(Study material):
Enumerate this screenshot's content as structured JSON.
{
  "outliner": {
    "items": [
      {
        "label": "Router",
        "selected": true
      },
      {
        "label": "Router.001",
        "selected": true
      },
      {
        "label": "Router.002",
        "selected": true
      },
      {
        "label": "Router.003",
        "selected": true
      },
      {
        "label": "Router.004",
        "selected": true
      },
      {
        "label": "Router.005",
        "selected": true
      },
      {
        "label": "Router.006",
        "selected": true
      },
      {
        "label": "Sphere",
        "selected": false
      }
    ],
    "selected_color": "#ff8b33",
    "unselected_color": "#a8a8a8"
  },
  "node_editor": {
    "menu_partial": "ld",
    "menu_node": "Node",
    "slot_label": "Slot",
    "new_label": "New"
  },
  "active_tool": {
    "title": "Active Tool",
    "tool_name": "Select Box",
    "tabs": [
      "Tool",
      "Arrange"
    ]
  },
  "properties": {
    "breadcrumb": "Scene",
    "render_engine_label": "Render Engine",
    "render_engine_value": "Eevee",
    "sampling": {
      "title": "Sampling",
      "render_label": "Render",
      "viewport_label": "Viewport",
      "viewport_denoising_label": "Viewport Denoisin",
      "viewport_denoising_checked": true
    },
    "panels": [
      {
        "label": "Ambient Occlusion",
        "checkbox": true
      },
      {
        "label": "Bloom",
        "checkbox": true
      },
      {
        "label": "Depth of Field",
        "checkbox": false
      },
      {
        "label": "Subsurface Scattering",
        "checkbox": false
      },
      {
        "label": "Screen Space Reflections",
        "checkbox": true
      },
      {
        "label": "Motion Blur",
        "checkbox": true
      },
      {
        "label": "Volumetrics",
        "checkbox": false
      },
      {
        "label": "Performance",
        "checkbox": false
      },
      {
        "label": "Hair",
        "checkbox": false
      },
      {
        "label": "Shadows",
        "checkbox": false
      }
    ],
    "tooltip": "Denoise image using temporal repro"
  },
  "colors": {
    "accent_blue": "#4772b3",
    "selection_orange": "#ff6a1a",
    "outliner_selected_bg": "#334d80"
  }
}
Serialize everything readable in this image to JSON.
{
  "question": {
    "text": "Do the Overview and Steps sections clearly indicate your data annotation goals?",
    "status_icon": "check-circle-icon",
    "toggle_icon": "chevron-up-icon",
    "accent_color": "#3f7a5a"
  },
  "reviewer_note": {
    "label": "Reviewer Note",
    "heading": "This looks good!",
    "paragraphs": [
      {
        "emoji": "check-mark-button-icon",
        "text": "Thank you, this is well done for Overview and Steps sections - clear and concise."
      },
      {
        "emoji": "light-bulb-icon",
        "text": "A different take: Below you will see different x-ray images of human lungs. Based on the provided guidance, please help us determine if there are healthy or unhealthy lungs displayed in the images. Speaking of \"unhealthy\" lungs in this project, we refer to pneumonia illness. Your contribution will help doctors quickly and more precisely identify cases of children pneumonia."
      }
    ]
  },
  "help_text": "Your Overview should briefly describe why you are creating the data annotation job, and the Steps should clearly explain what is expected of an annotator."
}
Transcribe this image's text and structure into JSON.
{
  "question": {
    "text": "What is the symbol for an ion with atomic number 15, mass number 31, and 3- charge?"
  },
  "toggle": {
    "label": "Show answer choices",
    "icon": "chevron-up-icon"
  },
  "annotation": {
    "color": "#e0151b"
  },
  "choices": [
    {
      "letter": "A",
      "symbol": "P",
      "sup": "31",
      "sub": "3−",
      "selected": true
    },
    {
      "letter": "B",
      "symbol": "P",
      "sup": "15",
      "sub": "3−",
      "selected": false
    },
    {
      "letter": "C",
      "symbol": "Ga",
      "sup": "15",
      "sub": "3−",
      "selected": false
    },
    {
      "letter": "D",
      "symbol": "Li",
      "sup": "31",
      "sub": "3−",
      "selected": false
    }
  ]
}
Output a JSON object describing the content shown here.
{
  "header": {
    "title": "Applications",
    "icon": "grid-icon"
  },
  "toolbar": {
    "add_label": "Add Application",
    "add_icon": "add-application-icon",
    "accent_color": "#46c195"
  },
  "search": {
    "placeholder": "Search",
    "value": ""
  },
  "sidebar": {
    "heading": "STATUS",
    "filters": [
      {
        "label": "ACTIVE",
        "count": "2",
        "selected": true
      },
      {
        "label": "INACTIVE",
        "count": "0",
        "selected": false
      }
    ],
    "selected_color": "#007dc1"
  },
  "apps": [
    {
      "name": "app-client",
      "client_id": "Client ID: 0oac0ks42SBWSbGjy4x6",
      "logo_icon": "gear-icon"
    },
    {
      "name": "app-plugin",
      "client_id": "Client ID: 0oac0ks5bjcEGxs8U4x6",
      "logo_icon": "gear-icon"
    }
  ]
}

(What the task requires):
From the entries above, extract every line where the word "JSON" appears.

(Finished task):
Enumerate this screenshot's content as structured JSON.
Serialize everything readable in this image to JSON.
Transcribe this image's text and structure into JSON.
Output a JSON object describing the content shown here.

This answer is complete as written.